It is not overstating to say that Ted Berrigan (1934-1983) was the spiritual center of literary New York as part of the Second Generation of New York School poets, both through his publication of little magazines and his own books, which he often signed and numbered as fine editions, no matter that they were stapled and mimeographed. His Sonnets is a modern classic, and a book that sits on the forefront of postwar poetry alongside Howl and Life Studies. It has influenced several generations of writers since, marrying chance procedures and an almost antiquated romanticism that he managed to make new.
The mimeograph revolution found some of its fullest practitioners in Berrigan and his circle, which includes fellow poets Ron Padgett and artist Joe Brainard whom he met in Tulsa. The group is sometimes known as the Tulsa School. Later on, poet Alice Notley married Berrigan and they began an artistic and life collaboration; the couple had two sons, who have also become poets.

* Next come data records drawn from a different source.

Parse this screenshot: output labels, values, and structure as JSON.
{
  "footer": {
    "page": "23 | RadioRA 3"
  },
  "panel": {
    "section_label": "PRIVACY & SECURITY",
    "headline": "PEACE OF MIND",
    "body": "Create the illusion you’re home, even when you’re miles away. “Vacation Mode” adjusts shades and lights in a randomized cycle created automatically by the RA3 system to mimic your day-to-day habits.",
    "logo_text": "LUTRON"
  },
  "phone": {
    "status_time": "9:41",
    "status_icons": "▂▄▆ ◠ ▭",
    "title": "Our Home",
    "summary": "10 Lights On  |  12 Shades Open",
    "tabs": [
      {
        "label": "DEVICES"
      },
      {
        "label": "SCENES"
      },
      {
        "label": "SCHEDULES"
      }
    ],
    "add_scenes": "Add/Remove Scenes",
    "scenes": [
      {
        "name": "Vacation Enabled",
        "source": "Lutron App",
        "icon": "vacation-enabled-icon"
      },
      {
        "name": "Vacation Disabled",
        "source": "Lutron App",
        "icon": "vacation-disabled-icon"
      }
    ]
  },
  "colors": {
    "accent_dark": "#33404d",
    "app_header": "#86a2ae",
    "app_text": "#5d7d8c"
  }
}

The Tulsa School has emerged as all the more important in the decades since Berrigan’s untimely death, as recently indicated by Berrigan’s Collected Poems from University of California Press. Berrigan’s poetics also depends greatly on collaboration, something common in the Second Generation New York School, and embodied in many of the books found in the Danowski Poetry Library.
The Raymond Danowski Poetry Library was quite strong on Berrigan items from the inception, enough that he s featured as one of ten key Author Collections in the Democratic Vistas catalog. This includes items not even included in his bibliography. (It is awfully nice to stump a bibliographer.) The archive on offer includes what appears to be the original version of this otherwise unknown book, giving a key clue to its origin that might have remained a mystery without this version.
The more unique Alice Notley and Ted Berrigan items in the Danowski Poetry Library include letters, transcripts, interviews, and manuscripts; items from the Harold Schiff archive; a series of Berrigan’s journals with extensive drawing, poetry, and collage by the author; and many handmade items, including valentines passed between the pair.
Other highlights include: Birthday Bash, a handmade book featuring Berrigan’s collaboration with Tom Clark; a typescript of original poems by Berrigan; the mini-archive of the production of Train Ride, including invaluable page proofs that indicate Berrigan’s particular use of white space and lineation; the original carbon typescript of an “oral history memoir” with a one-page preface, otherwise unpublished; a small album of photographs; plus prototypes for several books, including corrections in Berrigan’s hand.